Problem
Report only the number of lines in the following entries where the word "handle" occurs.

Listed records

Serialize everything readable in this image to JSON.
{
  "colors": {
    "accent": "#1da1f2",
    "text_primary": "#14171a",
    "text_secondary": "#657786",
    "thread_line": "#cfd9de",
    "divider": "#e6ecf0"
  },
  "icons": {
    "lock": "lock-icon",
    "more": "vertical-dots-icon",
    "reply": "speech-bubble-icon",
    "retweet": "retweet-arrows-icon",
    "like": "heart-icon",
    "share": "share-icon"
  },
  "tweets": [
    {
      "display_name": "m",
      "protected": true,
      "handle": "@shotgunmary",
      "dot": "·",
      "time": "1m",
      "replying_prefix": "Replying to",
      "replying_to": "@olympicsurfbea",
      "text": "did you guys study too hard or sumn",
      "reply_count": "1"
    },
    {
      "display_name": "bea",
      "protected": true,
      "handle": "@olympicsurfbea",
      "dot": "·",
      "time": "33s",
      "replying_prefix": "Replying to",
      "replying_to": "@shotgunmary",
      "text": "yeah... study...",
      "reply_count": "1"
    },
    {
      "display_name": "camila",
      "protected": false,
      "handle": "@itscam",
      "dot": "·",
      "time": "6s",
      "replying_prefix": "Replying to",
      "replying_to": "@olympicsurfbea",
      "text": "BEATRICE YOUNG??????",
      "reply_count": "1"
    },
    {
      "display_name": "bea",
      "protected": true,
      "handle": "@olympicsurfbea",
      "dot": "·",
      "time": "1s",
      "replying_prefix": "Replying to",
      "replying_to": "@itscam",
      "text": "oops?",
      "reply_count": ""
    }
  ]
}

Answer box
4